As mentioned at the top, I am a lover of blues, blues/rock, classic rock, and anything with good guitar work in it. For that reason, I use the following as my test tracks. (artist, album, track, thoughts)
Stevie Ray Vaughan – Texas Flood – Lenny (Guitar to die for but the thing I look for is the percussion.)
Lindsey Buckingham – Fleetwood Mac, Best of – Go Insane, Live (Probably the most complicated simple song you’ll ever hear, all about nuance and subtleties with this track).
Johny Lang – Lie to me – Lie to Me (Looking for tight bass, bleed over into the mids, and controlled sub-bass)
Tedeschi Trucks – Let me get by – I want more (Female Vocals, backing brass band)
The Blasters – Testament – Blue Shadows (Saxophone and piano with male vocals)
Vintage Trouble – The Bomb shelter sessions – Blues hand me down (Looking at attack speed and decay especially in bass and sub-bass. This track gets muddy quick if the equipment can’t handle it.)

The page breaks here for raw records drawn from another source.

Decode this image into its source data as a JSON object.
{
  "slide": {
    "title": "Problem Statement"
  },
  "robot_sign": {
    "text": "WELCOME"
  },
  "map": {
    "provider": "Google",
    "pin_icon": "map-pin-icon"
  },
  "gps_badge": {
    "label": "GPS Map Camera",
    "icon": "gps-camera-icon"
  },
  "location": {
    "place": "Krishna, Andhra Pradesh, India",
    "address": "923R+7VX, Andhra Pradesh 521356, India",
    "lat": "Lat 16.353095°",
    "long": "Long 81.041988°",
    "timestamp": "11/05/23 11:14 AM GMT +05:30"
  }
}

The sound on the X2 comes across as overly compressed and it is very finicky about source material. With low quality source material, the X2 sounded like I was listening from the bottom of a pit. With other sources, the X2 sounded much more realistic although still a bit overly compressed. Not atypical for Bluetooth especially without the benefit of AptX. The addition of AptX and Bluetooth 4.2 would be a welcome change for the X2 as it might remedy some of the recessed sound.
Bass: The bass on the X2 is elevated with a lot of mid bass and very little (if any) sub-bass. The mid-bass is muddy and somewhat slow with a lot of bleed into the mids. I attempted some EQ changes but found very little change as a result. The X2 as a whole did not react to EQ.
Mids: The mids can be tough to find as the bass really hides a lot of them. I found a couple tracks that were extremely light in bass to listen to just the mids. The X2 still had difficulty delivering a solid vocal as male vocals in particular tended to sound hollow and distant.
Treble: Treble is more defined than the mids but does not show much extension or sparkle. Again, the entire sound signature is somewhat muted.
Soundstage is non-existent and instrument separation can only be defined at mediocre.
I had initially expected fit issues to be what limited my listening time, but the sound signature made it difficult to test these long enough to prove the 2 hour battery life. I was able to, but it took discipline not to take them off and swap for something with a more enjoyable signature. Overall, I think these are best reserved for mono use for taking phone calls. The sound quality simply isn’t there for audio use.